Every line in the data below that holds "cartoon" should be found and copied.

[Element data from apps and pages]
= Beginning of Section =

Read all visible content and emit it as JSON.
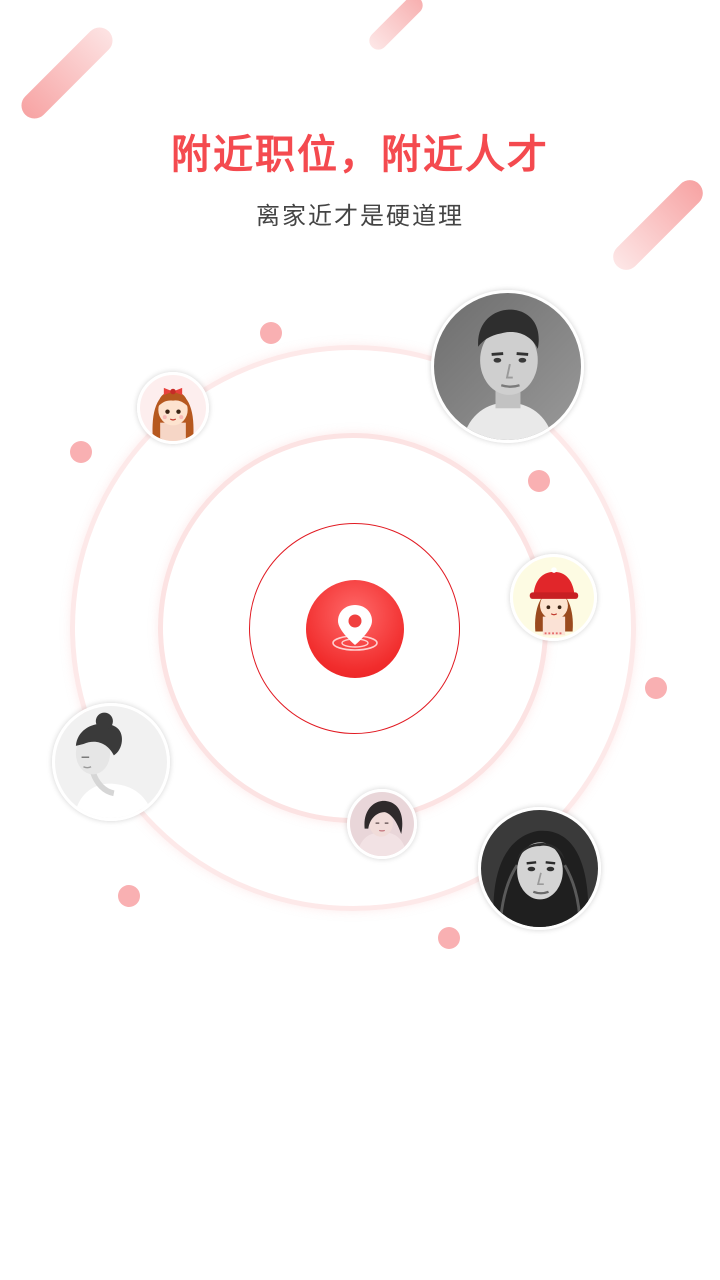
{
  "hero": {
    "title": "附近职位，附近人才",
    "subtitle": "离家近才是硬道理"
  },
  "colors": {
    "accent": "#f44a4f",
    "ring_inner": "#e11a22",
    "dot": "#f9b0b2"
  },
  "locate_button": {
    "icon": "map-pin-icon"
  },
  "avatars": [
    {
      "name": "avatar-cartoon-girl-bow",
      "style": "cartoon"
    },
    {
      "name": "avatar-man-photo",
      "style": "photo"
    },
    {
      "name": "avatar-cartoon-girl-red-hat",
      "style": "cartoon"
    },
    {
      "name": "avatar-woman-side-profile",
      "style": "photo"
    },
    {
      "name": "avatar-woman-small",
      "style": "photo"
    },
    {
      "name": "avatar-woman-long-hair",
      "style": "photo"
    }
  ]
}
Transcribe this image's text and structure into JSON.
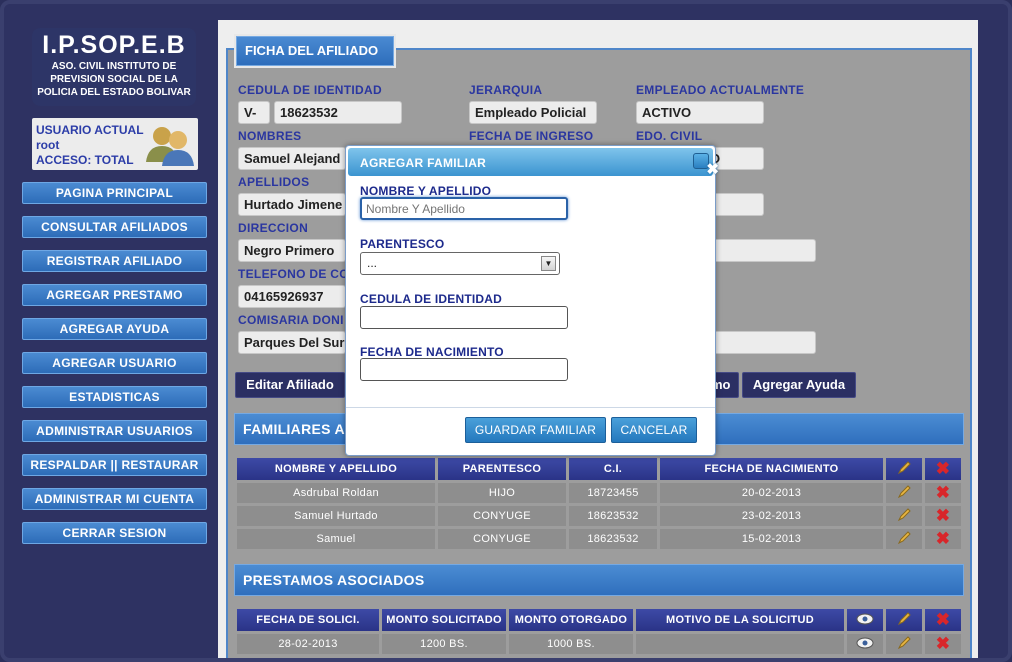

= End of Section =

__Solution to this task__.
      "name": "avatar-cartoon-girl-bow",
      "style": "cartoon"
      "name": "avatar-cartoon-girl-red-hat",
      "style": "cartoon"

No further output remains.